▸ **Required action**
Whatever the records below hold, copy it all out exactly.
□ □ □ □ □ □ □
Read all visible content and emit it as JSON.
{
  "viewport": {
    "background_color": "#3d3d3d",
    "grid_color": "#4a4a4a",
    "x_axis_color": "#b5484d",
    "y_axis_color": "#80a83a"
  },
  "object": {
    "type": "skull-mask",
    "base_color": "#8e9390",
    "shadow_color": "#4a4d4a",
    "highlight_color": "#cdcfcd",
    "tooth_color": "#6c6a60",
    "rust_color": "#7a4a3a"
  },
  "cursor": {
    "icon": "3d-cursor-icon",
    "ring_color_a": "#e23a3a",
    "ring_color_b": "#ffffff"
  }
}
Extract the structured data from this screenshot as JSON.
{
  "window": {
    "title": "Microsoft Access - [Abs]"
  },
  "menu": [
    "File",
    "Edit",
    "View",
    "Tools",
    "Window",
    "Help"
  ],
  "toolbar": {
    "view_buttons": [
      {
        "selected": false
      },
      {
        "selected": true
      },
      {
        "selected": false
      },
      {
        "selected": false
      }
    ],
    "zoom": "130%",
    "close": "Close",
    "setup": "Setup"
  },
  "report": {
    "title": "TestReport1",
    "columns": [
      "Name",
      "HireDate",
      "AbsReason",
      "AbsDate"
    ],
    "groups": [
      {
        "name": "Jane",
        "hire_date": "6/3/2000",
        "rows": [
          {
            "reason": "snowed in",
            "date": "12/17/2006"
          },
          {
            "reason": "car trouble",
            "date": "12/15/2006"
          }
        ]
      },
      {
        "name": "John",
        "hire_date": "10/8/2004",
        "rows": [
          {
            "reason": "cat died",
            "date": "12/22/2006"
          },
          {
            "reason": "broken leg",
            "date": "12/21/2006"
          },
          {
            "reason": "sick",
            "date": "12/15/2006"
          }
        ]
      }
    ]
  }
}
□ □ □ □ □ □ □
▸ **Answer space**
Read all visible content and emit it as JSON.
{
  "viewport": {
    "background_color": "#3d3d3d",
    "grid_color": "#4a4a4a",
    "x_axis_color": "#b5484d",
    "y_axis_color": "#80a83a"
  },
  "object": {
    "type": "skull-mask",
    "base_color": "#8e9390",
    "shadow_color": "#4a4d4a",
    "highlight_color": "#cdcfcd",
    "tooth_color": "#6c6a60",
    "rust_color": "#7a4a3a"
  },
  "cursor": {
    "icon": "3d-cursor-icon",
    "ring_color_a": "#e23a3a",
    "ring_color_b": "#ffffff"
  }
}
Extract the structured data from this screenshot as JSON.
{
  "window": {
    "title": "Microsoft Access - [Abs]"
  },
  "menu": [
    "File",
    "Edit",
    "View",
    "Tools",
    "Window",
    "Help"
  ],
  "toolbar": {
    "view_buttons": [
      {
        "selected": false
      },
      {
        "selected": true
      },
      {
        "selected": false
      },
      {
        "selected": false
      }
    ],
    "zoom": "130%",
    "close": "Close",
    "setup": "Setup"
  },
  "report": {
    "title": "TestReport1",
    "columns": [
      "Name",
      "HireDate",
      "AbsReason",
      "AbsDate"
    ],
    "groups": [
      {
        "name": "Jane",
        "hire_date": "6/3/2000",
        "rows": [
          {
            "reason": "snowed in",
            "date": "12/17/2006"
          },
          {
            "reason": "car trouble",
            "date": "12/15/2006"
          }
        ]
      },
      {
        "name": "John",
        "hire_date": "10/8/2004",
        "rows": [
          {
            "reason": "cat died",
            "date": "12/22/2006"
          },
          {
            "reason": "broken leg",
            "date": "12/21/2006"
          },
          {
            "reason": "sick",
            "date": "12/15/2006"
          }
        ]
      }
    ]
  }
}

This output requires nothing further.